We also meet common clichés such as the “gentle dove” or “wise owl” in the core character types of Jonathan Shore, who developed his ideas through symptoms that appeared during the provings of individual bird remedies and through successfully treated cases. But the similarities between the characteristics of the remedy substance and the reaction of the prover go even deeper. In their dreams the provers seem to inhabit the environment and living space of the bird being proved, and experience the bird’s specific sensitivities not only in dreams but also in physical symptoms (see the heading “Bird Remedy Themes”). A vibrating inner restlessness is common to all bird remedies, as well as attacks of hunger, which is understandable in a group of animals that eats enormous amounts compared to humans.

After many years of experience with bird remedies and this type of patient, Jonathan Shore says, “I feel that for birds there exists a certain “lightness” or “effortlessness” in the form of a relatively strong vibration. When you talk to them you don’t have the feeling that everything is heavy or difficult. Although they speak about their problems, there is a certain quality to it. It’s difficult to understand but for me perceptible. Although it’s definitely not what I experience for every remedy or in every treatment, with birds I feel a connection to the person and they to me. For my part, I always listen to my inner feelings concerning the patient. This is for me of great importance. Not in order to arrive at a prescription, but rather to confirm or reject it. My understanding of the remedy must agree with my inner feelings.”

What can homeopaths learn from birds? Their biology is seductive. Their shimmering character makes them enchanting but also difficult to comprehend. Where does the border lie between abstract ideal and well-founded prescription? The November 2010 issue of “Spektrum der Homöopathie” is the first general overview in German on the subject of bird remedies. Here interested homeopaths can find an exciting article to read about familiar and unfamiliar bird remedies and at the same time deepen their knowledge. Maybe some will be inspired to explore this expansive and truly exciting area and to conduct a proving conform to recognized homeopathic standards for one of the many bird remedies that has yet to be proved. And those who would like to learn more about the biology and “secret language of birds” are advised to read Ralph Müller’s book of the same name, where he describes the fascinating life of birds in a lively way, and how to understand the message that lies hidden in their behavior, body language, and voices.


[1] Issue 4 of the new german-language specialist magazine for homeopaths, with internationally recognized authors and published by Narayana Press, appeared in November 2010 with the theme “Birds – a New Remedy Group”. It will appear in February 2011 in English. You can find a table of contents with a list of all articles, as well as an excerpt from issue 4, at the following links: and

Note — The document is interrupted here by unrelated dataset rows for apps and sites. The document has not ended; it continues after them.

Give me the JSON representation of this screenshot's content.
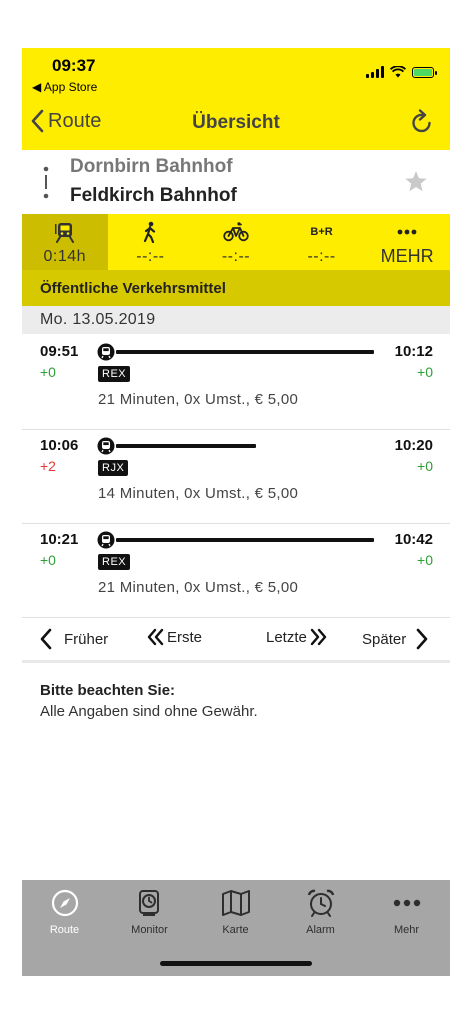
{
  "status": {
    "time": "09:37",
    "back_app": "◀ App Store"
  },
  "nav": {
    "back_label": "Route",
    "title": "Übersicht"
  },
  "route": {
    "from": "Dornbirn Bahnhof",
    "to": "Feldkirch Bahnhof"
  },
  "modes": [
    {
      "name": "public-transport",
      "icon": "train-icon",
      "value": "0:14h",
      "active": true
    },
    {
      "name": "walk",
      "icon": "walk-icon",
      "value": "--:--"
    },
    {
      "name": "bike",
      "icon": "bike-icon",
      "value": "--:--"
    },
    {
      "name": "bike-and-ride",
      "icon": "bike-ride-icon",
      "icon_text": "B+R",
      "value": "--:--"
    },
    {
      "name": "more",
      "icon": "more-dots-icon",
      "label": "MEHR"
    }
  ],
  "section_title": "Öffentliche Verkehrsmittel",
  "date": "Mo. 13.05.2019",
  "connections": [
    {
      "dep": "09:51",
      "dep_delay": "+0",
      "arr": "10:12",
      "arr_delay": "+0",
      "train": "REX",
      "summary": "21  Minuten,  0x Umst.,  € 5,00"
    },
    {
      "dep": "10:06",
      "dep_delay": "+2",
      "arr": "10:20",
      "arr_delay": "+0",
      "train": "RJX",
      "summary": "14  Minuten,  0x Umst.,  € 5,00"
    },
    {
      "dep": "10:21",
      "dep_delay": "+0",
      "arr": "10:42",
      "arr_delay": "+0",
      "train": "REX",
      "summary": "21  Minuten,  0x Umst.,  € 5,00"
    }
  ],
  "pager": {
    "earlier": "Früher",
    "first": "Erste",
    "last": "Letzte",
    "later": "Später"
  },
  "notice": {
    "title": "Bitte beachten Sie:",
    "text": "Alle Angaben sind ohne Gewähr."
  },
  "tabs": [
    {
      "label": "Route",
      "icon": "compass-icon",
      "active": true
    },
    {
      "label": "Monitor",
      "icon": "monitor-clock-icon"
    },
    {
      "label": "Karte",
      "icon": "map-icon"
    },
    {
      "label": "Alarm",
      "icon": "alarm-clock-icon"
    },
    {
      "label": "Mehr",
      "icon": "more-dots-icon"
    }
  ],
  "colors": {
    "header_yellow": "#ffed00",
    "section_yellow": "#d7c900",
    "delay_ok": "#2e9e35",
    "delay_late": "#e53935",
    "tabbar": "#a6a6a6"
  }
}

[2] Jörg Wichmann’s overview of the proved bird remedies is available as a complete chart in the “Birds” issue of “Spektrum der Homöopathie”, see: ; details of the provings can be found at his website:

[3] This is a short summary of the topics, for more information see the source listing at the end of the section.